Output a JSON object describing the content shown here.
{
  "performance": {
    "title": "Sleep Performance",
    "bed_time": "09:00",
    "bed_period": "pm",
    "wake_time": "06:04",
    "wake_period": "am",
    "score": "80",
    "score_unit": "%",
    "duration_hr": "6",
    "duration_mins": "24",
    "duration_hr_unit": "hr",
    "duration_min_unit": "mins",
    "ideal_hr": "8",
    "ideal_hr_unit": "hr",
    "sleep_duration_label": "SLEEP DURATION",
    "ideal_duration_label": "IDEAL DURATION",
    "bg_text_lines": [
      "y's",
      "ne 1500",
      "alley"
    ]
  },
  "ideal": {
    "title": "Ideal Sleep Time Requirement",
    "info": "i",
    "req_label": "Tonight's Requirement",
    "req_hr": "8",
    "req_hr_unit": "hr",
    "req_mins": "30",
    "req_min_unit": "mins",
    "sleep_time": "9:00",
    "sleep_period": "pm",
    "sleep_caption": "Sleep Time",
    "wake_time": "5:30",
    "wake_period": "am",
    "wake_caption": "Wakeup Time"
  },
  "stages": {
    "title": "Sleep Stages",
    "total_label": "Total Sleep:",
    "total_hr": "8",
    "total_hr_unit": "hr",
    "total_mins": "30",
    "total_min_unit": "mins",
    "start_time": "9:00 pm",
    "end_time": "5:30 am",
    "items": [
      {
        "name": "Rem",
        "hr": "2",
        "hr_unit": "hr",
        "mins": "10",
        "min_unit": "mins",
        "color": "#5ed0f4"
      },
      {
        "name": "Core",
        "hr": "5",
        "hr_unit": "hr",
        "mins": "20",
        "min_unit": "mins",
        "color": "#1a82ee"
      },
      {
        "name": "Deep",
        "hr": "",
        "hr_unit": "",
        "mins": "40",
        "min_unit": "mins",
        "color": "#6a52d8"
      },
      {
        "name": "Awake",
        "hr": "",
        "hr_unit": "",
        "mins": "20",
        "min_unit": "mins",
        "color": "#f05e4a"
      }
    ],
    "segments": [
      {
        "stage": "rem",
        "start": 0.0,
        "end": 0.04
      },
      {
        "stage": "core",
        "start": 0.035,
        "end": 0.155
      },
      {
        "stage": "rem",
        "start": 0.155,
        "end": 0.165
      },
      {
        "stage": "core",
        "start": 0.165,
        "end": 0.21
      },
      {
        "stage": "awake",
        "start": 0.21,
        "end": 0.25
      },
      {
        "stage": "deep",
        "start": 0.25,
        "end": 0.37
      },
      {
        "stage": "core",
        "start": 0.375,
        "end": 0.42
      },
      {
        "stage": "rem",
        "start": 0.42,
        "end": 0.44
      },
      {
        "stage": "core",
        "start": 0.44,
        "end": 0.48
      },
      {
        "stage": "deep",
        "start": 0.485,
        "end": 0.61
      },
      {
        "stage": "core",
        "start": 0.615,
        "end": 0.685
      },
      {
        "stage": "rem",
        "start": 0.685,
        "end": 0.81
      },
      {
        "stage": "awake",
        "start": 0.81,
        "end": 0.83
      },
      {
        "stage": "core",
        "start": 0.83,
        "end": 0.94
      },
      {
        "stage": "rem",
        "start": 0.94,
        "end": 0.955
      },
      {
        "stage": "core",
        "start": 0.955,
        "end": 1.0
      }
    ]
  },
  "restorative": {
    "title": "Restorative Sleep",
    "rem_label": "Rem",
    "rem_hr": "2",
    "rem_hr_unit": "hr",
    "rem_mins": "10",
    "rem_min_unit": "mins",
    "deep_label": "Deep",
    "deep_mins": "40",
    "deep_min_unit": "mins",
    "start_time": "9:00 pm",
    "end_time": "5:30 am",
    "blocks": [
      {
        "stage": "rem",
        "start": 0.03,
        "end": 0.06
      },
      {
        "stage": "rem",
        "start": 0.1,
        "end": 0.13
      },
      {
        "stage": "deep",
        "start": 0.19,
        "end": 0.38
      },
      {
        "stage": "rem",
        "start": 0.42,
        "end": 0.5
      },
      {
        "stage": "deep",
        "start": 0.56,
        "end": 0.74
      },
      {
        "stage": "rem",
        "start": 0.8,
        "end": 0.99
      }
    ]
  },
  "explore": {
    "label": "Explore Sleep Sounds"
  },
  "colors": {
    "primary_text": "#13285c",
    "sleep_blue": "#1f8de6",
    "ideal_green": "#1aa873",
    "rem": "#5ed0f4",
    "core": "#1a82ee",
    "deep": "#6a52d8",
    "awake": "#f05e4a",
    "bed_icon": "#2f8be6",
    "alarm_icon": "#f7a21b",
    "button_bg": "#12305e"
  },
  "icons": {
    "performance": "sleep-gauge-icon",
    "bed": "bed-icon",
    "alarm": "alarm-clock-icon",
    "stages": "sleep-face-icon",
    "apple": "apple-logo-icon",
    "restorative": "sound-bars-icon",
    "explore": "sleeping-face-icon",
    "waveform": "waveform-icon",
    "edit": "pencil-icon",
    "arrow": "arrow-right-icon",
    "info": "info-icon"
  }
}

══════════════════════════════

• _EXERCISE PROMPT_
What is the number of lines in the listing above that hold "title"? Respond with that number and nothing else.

• _TASK RESULT_
4